For many people in the world, the internet plays a vital role in our day-to-day lives. For the impaired, it may seem daunting to create a website that caters to their needs.
Google has already set forth their rules for website owners in that they instruct website owners only to create websites that are useful and interesting to readers. They have made it a point to ensure that the end user is kept in mind in not only the content creation but also usability of the website itself.
Gone are the days when website owners can create websites for the sheer purpose of getting a lot of traffic. Now, in the design phase of website creation, business owners should consider the statistics in their demographics, so they do not exclude those visitors who suffer from visual impairment to any degree.
The National Federation of the Blind uses a broader scope when referring to those who suffer from visual impairment. Being blind is no longer considered the inability to see at all, as the organization documents statistics of those in the United States with some degree of impairment.
In 2013, the organization counted over seven million adults who reported being living with visual impairment. Website accessibility is the key to fostering reader engagement and usability among the entire nation – not excluding anyone concerning their level of impairment.
It makes great business sense to create different methods of content delivery when handling visually impaired visitors. Using a large font may aid those who are unable to read smaller text while color coding action buttons might help those who are color blind. Some companies offer screen readers that tell the visitor everything that is on the website visited.
A good example is a website called What Camping Tent that manage to find a good balance between usability for regular visitors as well as for impaired people. They are following the web best practices by keeping content really concise, with the use of headers to facilitate skimming and quick reading. They also always use fonts that are 16 px and more to make sure content can be easily read on mobiles and third party devices.
Mark Jonson, the owner of the website and camping blogger told us that having a disable child at home, this was just a no-brainer for him as a wish to improve the use of the world wide web for impaired people.
Websites these days cannot afford to lose out on over seven million visitors, so it only makes sense to take website accessibility into mind in the planning stages of your business.

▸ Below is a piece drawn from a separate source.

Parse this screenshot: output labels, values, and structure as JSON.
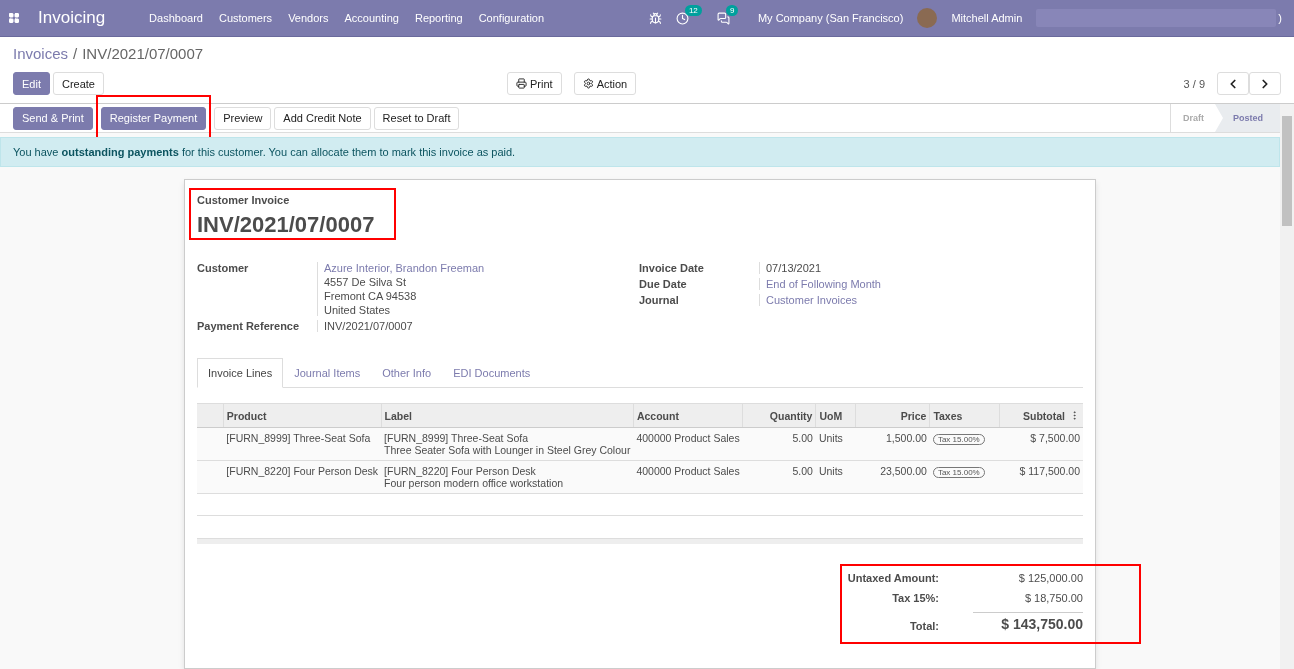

Since there aren’t many websites who cater to those with disabilities, the market demands sites to create content for usability by impaired individuals. In doing so, you establish authority in your niche and give the end user what they want – and that is web accessibility without the hassle.
More on the topic with website accessibility expert David Berman: